Eight months after the events in Code Name Verity, a young American pilot, Rose, helps ferry planes from England to Paris. During one of her missions, she is captured by Germans and shipped to the Ravensbruck concentration camp. There she experiences firsthand the cruelty of the Nazis, as well as the loyalty and friendship of her fellow prisoners. Having already read Code Name Verity, I worried that Elizabeth Wein might not have a happy ending in mind for Rose. An excellent work of historical fiction.
Ryan is a junior at a private boarding school, but since he has skipped a few grades, at 14 he is the youngest, skinniest, and shortest boy in his grade. But he is also quite gutsy—which is not necessarily a good thing when you are rooming with the biggest, burliest bully on the rugby team. And because of a slight indiscretion (he “borrowed” a teacher’s cell phone to make a phone call), he has been assigned to the dorm for troublemakers. And he is in love with his best friend, a girl who treats him like a little boy. By turns funny and exciting—and always edgy—Winger also deals with serious issues: bullying, hazing, sexual tension, and gay friends. (Read Ryan’s full review.)
Check back tomorrow for my favorite nonfiction titles from 2013.
Well, I actually wrote this post a couple weeks ago, relieved that I kept the list to ten titles—and then last week I read Eleanor & Park. Now, I am not a fan of teen romances. And though I’m unwilling to remove any of the above titles, I just have to add it to my list. I am quite serious—and shocked—to say that it might be the best teen book that I have read this year.
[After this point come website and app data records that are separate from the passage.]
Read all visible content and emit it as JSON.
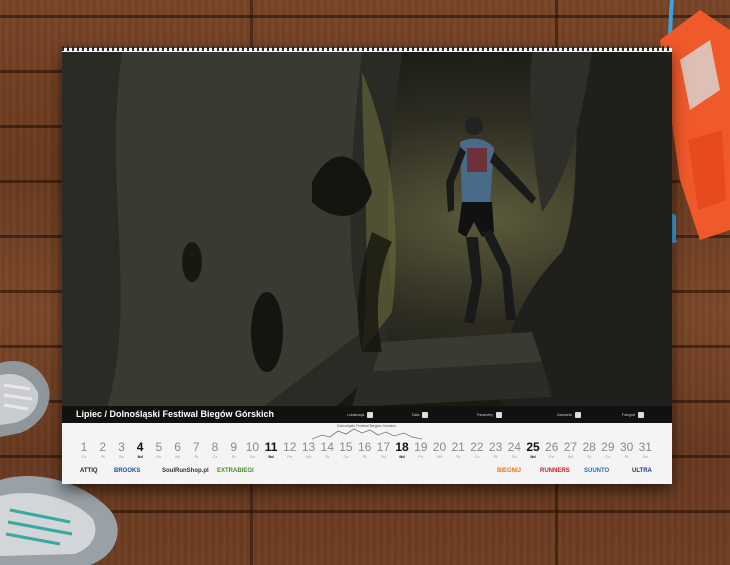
{
  "caption": "Lipiec / Dolnośląski Festiwal Biegów Górskich",
  "info": [
    "Lokalizacja",
    "Data",
    "Parametry",
    "Zawodnik",
    "Fotograf"
  ],
  "profile_label": "Dolnośląski Festiwal Biegów Górskich",
  "days": [
    {
      "n": "1",
      "w": "Cz"
    },
    {
      "n": "2",
      "w": "Pt"
    },
    {
      "n": "3",
      "w": "So"
    },
    {
      "n": "4",
      "w": "Nd",
      "sun": true
    },
    {
      "n": "5",
      "w": "Pn"
    },
    {
      "n": "6",
      "w": "Wt"
    },
    {
      "n": "7",
      "w": "Śr"
    },
    {
      "n": "8",
      "w": "Cz"
    },
    {
      "n": "9",
      "w": "Pt"
    },
    {
      "n": "10",
      "w": "So"
    },
    {
      "n": "11",
      "w": "Nd",
      "sun": true
    },
    {
      "n": "12",
      "w": "Pn"
    },
    {
      "n": "13",
      "w": "Wt"
    },
    {
      "n": "14",
      "w": "Śr"
    },
    {
      "n": "15",
      "w": "Cz"
    },
    {
      "n": "16",
      "w": "Pt"
    },
    {
      "n": "17",
      "w": "So"
    },
    {
      "n": "18",
      "w": "Nd",
      "sun": true
    },
    {
      "n": "19",
      "w": "Pn"
    },
    {
      "n": "20",
      "w": "Wt"
    },
    {
      "n": "21",
      "w": "Śr"
    },
    {
      "n": "22",
      "w": "Cz"
    },
    {
      "n": "23",
      "w": "Pt"
    },
    {
      "n": "24",
      "w": "So"
    },
    {
      "n": "25",
      "w": "Nd",
      "sun": true
    },
    {
      "n": "26",
      "w": "Pn"
    },
    {
      "n": "27",
      "w": "Wt"
    },
    {
      "n": "28",
      "w": "Śr"
    },
    {
      "n": "29",
      "w": "Cz"
    },
    {
      "n": "30",
      "w": "Pt"
    },
    {
      "n": "31",
      "w": "So"
    }
  ],
  "logos": [
    {
      "text": "ATTIQ",
      "color": "#222"
    },
    {
      "text": "BROOKS",
      "color": "#1a4fa3"
    },
    {
      "text": "SoulRunShop.pl",
      "color": "#333"
    },
    {
      "text": "EXTRABIEGI",
      "color": "#4a8a2a"
    },
    {
      "text": "BIEGNIJ",
      "color": "#e07a1a"
    },
    {
      "text": "RUNNERS",
      "color": "#c8202a"
    },
    {
      "text": "SUUNTO",
      "color": "#2a6fb0"
    },
    {
      "text": "ULTRA",
      "color": "#1a3a7a"
    }
  ],
  "colors": {
    "wood": "#6b3d22",
    "pack": "#f05a2a",
    "accent": "#111111"
  }
}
Eleanor is the overweight new girl with gaudy clothes; Park is the half-Korean geek in a school of whites. On the first day of school, the only seat on the bus for Eleanor is next to Park. Neither looks at or talks to the other until Park realizes that Eleanor is reading his comics over his shoulder…and he holds the book slightly closer so she can see better. So it begins. The book tackles dysfunctional families, racism, changing friendships, and social awkwardness, but it is mostly a wonderful teen romance. The whole book is about love: the lack of it, the hope for it, and the fear of losing it. (I listened to the audiobook—wonderfully done!—and if I had the book in my hands, I might have broken my unyielding rule and checked the end of the book to see how it turned out.)